EXERCISE> Verbatim copy without images: repeat the records in full.

Element data from apps and pages>
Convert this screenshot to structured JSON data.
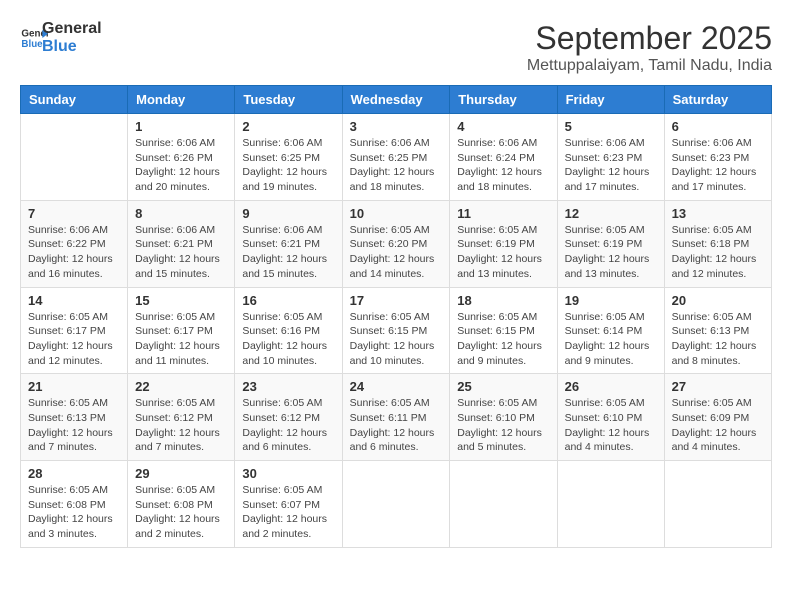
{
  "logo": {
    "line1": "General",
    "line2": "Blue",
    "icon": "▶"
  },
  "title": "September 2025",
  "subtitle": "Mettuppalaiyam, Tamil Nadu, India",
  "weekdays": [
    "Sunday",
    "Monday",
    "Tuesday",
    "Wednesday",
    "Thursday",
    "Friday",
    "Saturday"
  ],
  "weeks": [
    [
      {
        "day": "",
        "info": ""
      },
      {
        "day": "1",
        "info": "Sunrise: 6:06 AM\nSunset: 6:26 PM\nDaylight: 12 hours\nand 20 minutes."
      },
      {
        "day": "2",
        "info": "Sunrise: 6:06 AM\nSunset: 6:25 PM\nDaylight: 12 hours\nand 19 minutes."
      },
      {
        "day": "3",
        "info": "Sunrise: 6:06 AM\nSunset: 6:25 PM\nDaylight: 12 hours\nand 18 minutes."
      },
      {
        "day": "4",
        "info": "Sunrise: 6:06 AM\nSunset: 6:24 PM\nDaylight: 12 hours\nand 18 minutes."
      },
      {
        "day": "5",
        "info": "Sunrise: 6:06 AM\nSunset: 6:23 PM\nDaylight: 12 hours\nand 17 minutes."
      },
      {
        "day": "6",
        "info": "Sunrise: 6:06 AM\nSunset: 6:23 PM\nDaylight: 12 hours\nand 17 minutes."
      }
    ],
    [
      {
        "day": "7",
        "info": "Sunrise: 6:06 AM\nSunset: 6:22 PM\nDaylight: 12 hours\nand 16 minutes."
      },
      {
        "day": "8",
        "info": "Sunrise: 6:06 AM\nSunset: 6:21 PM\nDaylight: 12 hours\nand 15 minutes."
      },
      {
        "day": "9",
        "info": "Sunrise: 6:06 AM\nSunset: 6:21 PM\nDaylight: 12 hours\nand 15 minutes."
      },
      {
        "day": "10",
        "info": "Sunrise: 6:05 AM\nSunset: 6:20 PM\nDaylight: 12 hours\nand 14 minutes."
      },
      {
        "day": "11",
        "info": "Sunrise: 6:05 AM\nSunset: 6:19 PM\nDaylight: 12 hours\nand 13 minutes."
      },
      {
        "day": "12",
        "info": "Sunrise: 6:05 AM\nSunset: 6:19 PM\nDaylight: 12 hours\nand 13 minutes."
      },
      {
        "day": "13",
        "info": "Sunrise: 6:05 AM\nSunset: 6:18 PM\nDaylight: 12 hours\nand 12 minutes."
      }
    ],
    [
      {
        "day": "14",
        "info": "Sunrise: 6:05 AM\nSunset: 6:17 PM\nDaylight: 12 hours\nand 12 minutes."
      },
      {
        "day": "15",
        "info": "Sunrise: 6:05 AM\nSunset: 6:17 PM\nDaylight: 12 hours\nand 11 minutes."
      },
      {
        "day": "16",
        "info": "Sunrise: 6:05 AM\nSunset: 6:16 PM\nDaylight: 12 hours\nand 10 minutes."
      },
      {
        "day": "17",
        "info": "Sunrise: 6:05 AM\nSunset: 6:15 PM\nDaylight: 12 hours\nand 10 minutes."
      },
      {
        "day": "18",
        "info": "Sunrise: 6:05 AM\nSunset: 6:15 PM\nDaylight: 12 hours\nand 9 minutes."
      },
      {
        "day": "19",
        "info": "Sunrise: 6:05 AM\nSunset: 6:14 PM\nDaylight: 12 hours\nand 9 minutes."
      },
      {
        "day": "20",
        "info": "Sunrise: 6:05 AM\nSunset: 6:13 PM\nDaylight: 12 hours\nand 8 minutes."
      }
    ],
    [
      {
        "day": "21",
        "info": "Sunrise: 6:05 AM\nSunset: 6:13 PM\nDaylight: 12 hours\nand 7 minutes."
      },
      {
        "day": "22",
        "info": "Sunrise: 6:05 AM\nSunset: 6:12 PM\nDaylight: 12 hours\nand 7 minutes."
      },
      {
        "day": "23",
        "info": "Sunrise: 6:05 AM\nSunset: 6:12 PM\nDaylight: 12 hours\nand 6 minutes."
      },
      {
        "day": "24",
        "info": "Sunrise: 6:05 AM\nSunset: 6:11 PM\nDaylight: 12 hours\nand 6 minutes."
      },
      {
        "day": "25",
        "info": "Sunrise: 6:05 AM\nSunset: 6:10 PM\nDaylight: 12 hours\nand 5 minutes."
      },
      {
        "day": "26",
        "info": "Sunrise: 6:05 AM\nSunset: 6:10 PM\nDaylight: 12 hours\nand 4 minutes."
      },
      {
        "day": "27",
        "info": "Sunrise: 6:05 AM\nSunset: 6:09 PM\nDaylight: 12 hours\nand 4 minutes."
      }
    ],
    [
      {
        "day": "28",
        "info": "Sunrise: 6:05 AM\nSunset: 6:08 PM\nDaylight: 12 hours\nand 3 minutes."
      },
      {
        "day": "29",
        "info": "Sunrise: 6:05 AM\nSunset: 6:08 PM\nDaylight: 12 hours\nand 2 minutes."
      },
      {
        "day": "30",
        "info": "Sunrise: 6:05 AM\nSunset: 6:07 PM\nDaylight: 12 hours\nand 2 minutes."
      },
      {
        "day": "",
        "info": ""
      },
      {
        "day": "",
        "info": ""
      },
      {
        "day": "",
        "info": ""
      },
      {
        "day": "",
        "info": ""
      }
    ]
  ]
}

OUTPUT FOR THIS EXERCISE>
Convert this screenshot to structured JSON data.
{
  "logo": {
    "line1": "General",
    "line2": "Blue",
    "icon": "▶"
  },
  "title": "September 2025",
  "subtitle": "Mettuppalaiyam, Tamil Nadu, India",
  "weekdays": [
    "Sunday",
    "Monday",
    "Tuesday",
    "Wednesday",
    "Thursday",
    "Friday",
    "Saturday"
  ],
  "weeks": [
    [
      {
        "day": "",
        "info": ""
      },
      {
        "day": "1",
        "info": "Sunrise: 6:06 AM\nSunset: 6:26 PM\nDaylight: 12 hours\nand 20 minutes."
      },
      {
        "day": "2",
        "info": "Sunrise: 6:06 AM\nSunset: 6:25 PM\nDaylight: 12 hours\nand 19 minutes."
      },
      {
        "day": "3",
        "info": "Sunrise: 6:06 AM\nSunset: 6:25 PM\nDaylight: 12 hours\nand 18 minutes."
      },
      {
        "day": "4",
        "info": "Sunrise: 6:06 AM\nSunset: 6:24 PM\nDaylight: 12 hours\nand 18 minutes."
      },
      {
        "day": "5",
        "info": "Sunrise: 6:06 AM\nSunset: 6:23 PM\nDaylight: 12 hours\nand 17 minutes."
      },
      {
        "day": "6",
        "info": "Sunrise: 6:06 AM\nSunset: 6:23 PM\nDaylight: 12 hours\nand 17 minutes."
      }
    ],
    [
      {
        "day": "7",
        "info": "Sunrise: 6:06 AM\nSunset: 6:22 PM\nDaylight: 12 hours\nand 16 minutes."
      },
      {
        "day": "8",
        "info": "Sunrise: 6:06 AM\nSunset: 6:21 PM\nDaylight: 12 hours\nand 15 minutes."
      },
      {
        "day": "9",
        "info": "Sunrise: 6:06 AM\nSunset: 6:21 PM\nDaylight: 12 hours\nand 15 minutes."
      },
      {
        "day": "10",
        "info": "Sunrise: 6:05 AM\nSunset: 6:20 PM\nDaylight: 12 hours\nand 14 minutes."
      },
      {
        "day": "11",
        "info": "Sunrise: 6:05 AM\nSunset: 6:19 PM\nDaylight: 12 hours\nand 13 minutes."
      },
      {
        "day": "12",
        "info": "Sunrise: 6:05 AM\nSunset: 6:19 PM\nDaylight: 12 hours\nand 13 minutes."
      },
      {
        "day": "13",
        "info": "Sunrise: 6:05 AM\nSunset: 6:18 PM\nDaylight: 12 hours\nand 12 minutes."
      }
    ],
    [
      {
        "day": "14",
        "info": "Sunrise: 6:05 AM\nSunset: 6:17 PM\nDaylight: 12 hours\nand 12 minutes."
      },
      {
        "day": "15",
        "info": "Sunrise: 6:05 AM\nSunset: 6:17 PM\nDaylight: 12 hours\nand 11 minutes."
      },
      {
        "day": "16",
        "info": "Sunrise: 6:05 AM\nSunset: 6:16 PM\nDaylight: 12 hours\nand 10 minutes."
      },
      {
        "day": "17",
        "info": "Sunrise: 6:05 AM\nSunset: 6:15 PM\nDaylight: 12 hours\nand 10 minutes."
      },
      {
        "day": "18",
        "info": "Sunrise: 6:05 AM\nSunset: 6:15 PM\nDaylight: 12 hours\nand 9 minutes."
      },
      {
        "day": "19",
        "info": "Sunrise: 6:05 AM\nSunset: 6:14 PM\nDaylight: 12 hours\nand 9 minutes."
      },
      {
        "day": "20",
        "info": "Sunrise: 6:05 AM\nSunset: 6:13 PM\nDaylight: 12 hours\nand 8 minutes."
      }
    ],
    [
      {
        "day": "21",
        "info": "Sunrise: 6:05 AM\nSunset: 6:13 PM\nDaylight: 12 hours\nand 7 minutes."
      },
      {
        "day": "22",
        "info": "Sunrise: 6:05 AM\nSunset: 6:12 PM\nDaylight: 12 hours\nand 7 minutes."
      },
      {
        "day": "23",
        "info": "Sunrise: 6:05 AM\nSunset: 6:12 PM\nDaylight: 12 hours\nand 6 minutes."
      },
      {
        "day": "24",
        "info": "Sunrise: 6:05 AM\nSunset: 6:11 PM\nDaylight: 12 hours\nand 6 minutes."
      },
      {
        "day": "25",
        "info": "Sunrise: 6:05 AM\nSunset: 6:10 PM\nDaylight: 12 hours\nand 5 minutes."
      },
      {
        "day": "26",
        "info": "Sunrise: 6:05 AM\nSunset: 6:10 PM\nDaylight: 12 hours\nand 4 minutes."
      },
      {
        "day": "27",
        "info": "Sunrise: 6:05 AM\nSunset: 6:09 PM\nDaylight: 12 hours\nand 4 minutes."
      }
    ],
    [
      {
        "day": "28",
        "info": "Sunrise: 6:05 AM\nSunset: 6:08 PM\nDaylight: 12 hours\nand 3 minutes."
      },
      {
        "day": "29",
        "info": "Sunrise: 6:05 AM\nSunset: 6:08 PM\nDaylight: 12 hours\nand 2 minutes."
      },
      {
        "day": "30",
        "info": "Sunrise: 6:05 AM\nSunset: 6:07 PM\nDaylight: 12 hours\nand 2 minutes."
      },
      {
        "day": "",
        "info": ""
      },
      {
        "day": "",
        "info": ""
      },
      {
        "day": "",
        "info": ""
      },
      {
        "day": "",
        "info": ""
      }
    ]
  ]
}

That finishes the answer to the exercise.